Released on December 21st, Mary Queen of Scots chronicles the 16th-century conflict between Mary Stuart and Queen Elizabeth I. The film opens with a brief backstory: Mary Stuart was born to the Scottish King James V but spent most of her childhood in France and married a French nobleman at fifteen. Widowed by the age of eighteen, Mary returned to Scotland to claim her throne. At that time, her first cousin once removed, Queen Elizabeth I, reigned over England and Ireland.
The film features a talented cast: three-time Oscar nominee Saoirse Ronan portrays Mary, Oscar nominee Margot Robbie plays Elizabeth, and Doctor Who star David Tennant is almost unrecognizable as Protestant cleric John Knox.
Unfortunately, director Josie Rourke, who previously only directed theater, doesn’t give her capable actors the best material. Viewers who are familiar with the history behind the story will be dissatisfied, as will viewers who know nothing about Mary or Elizabeth. There is no way to win.
As do many period dramas, Rourke’s adaptation takes significant liberties with the facts. Considering she spent nearly her entire childhood in France, Mary would not have returned to Scotland with such a distinct Scottish accent (though Ronan’s Scottish accent is spot-on). The climax of the film – a scene in which Mary and Elizabeth meet in person – never occurred in reality. History buffs who are bothered by historical inaccuracies should stay away from this film.
On the other hand, viewers who don’t know much about this era will be confused, since many key details are glossed over. Mary was a Catholic and Elizabeth was a Protestant; the intense division between Catholics and Protestants at that time was a significant reason people despised one queen or the other. While Mary was indeed intent on taking Elizabeth’s throne and claiming England for herself, Rourke portrays this conflict as a feud between celebrities rather than the nuanced religious and political conflict it was.

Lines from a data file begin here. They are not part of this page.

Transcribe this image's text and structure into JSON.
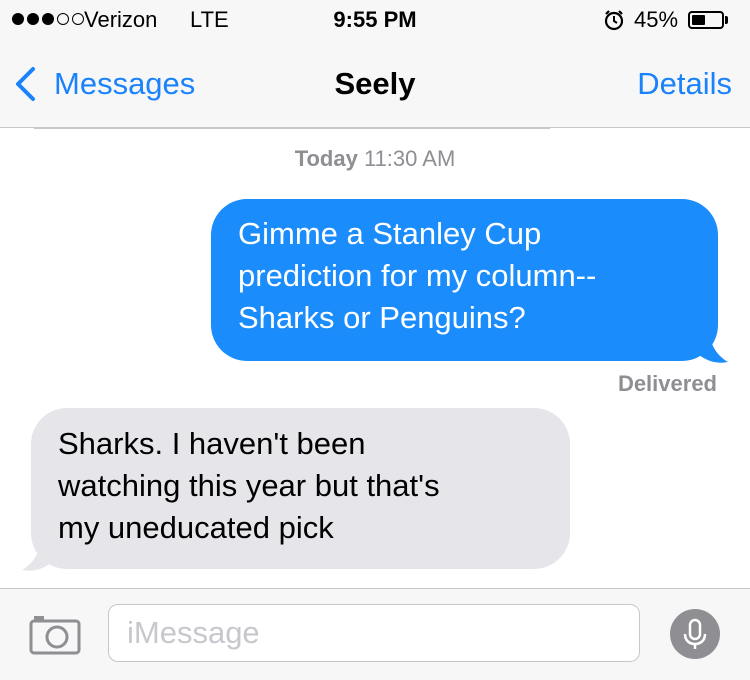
{
  "status_bar": {
    "signal_dots_filled": 3,
    "signal_dots_total": 5,
    "carrier": "Verizon",
    "network": "LTE",
    "time": "9:55 PM",
    "alarm_icon": "alarm-clock-icon",
    "battery_percent": "45%",
    "battery_level": 0.45
  },
  "nav": {
    "back_label": "Messages",
    "back_icon": "chevron-left-icon",
    "title": "Seely",
    "details_label": "Details"
  },
  "conversation": {
    "timestamp_day": "Today",
    "timestamp_time": "11:30 AM",
    "sent_message": {
      "lines": [
        "Gimme a Stanley Cup",
        "prediction for my column--",
        "Sharks or Penguins?"
      ]
    },
    "delivered_label": "Delivered",
    "received_message": {
      "lines": [
        "Sharks. I haven't been",
        "watching this year but that's",
        "my uneducated pick"
      ]
    }
  },
  "input_bar": {
    "camera_icon": "camera-icon",
    "placeholder": "iMessage",
    "mic_icon": "microphone-icon"
  },
  "colors": {
    "accent": "#1a82fb",
    "sent_bubble": "#1a8cfb",
    "received_bubble": "#e5e5ea",
    "bar_background": "#f7f7f8",
    "secondary_text": "#8e8e93"
  }
}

It’s not surprising that the film is mainly about Mary given the title, but as a consequence, Elizabeth’s side to the story is underdeveloped. Elizabeth’s refusal to wed isn’t well-explained, and she vacillates between support for and distrust of Mary without clear reasoning. Seeing Elizabeth’s side more fully would have in turn provided a deeper understanding of Mary and the conflict between the two queens.
That’s not to say that the film has no redeeming qualities. Thanks to Rourke’s theater background, the costumes, makeup, and sets are beautiful. A prosthetic nose and realistic-looking smallpox make Margot Robbie look much like Elizabeth.
The strong female friendships are also a welcome surprise. Mary’s relationship with her ladies-in-waiting is reminiscent of many modern-day female friendships; the young women giggle and gossip and ask for advice on men.
But aside from this small portrait of sisterhood, one viewer commented that the film has “no redeemable characters.” While political deceit is to be expected, the characters simply aren’t decent people. Mary’s second husband, Lord Darnley – who was also her first cousin, which the film does not mention – is a drunkard who hits Mary and displays little respect for her. He betrays his wife on two significant occasions, making him perhaps an even scarier rival than Elizabeth is.
All in all, if political soap operas are your cup of tea, then Mary Queen of Scots is a worthwhile film to see. There’s plenty of violence and sex to warrant the movie’s R rating, and the actors do an excellent job with the material they’re given. But if you’re looking for a compelling, enlightening historical drama, stick to the History channel, or wait until the film is released on streaming services.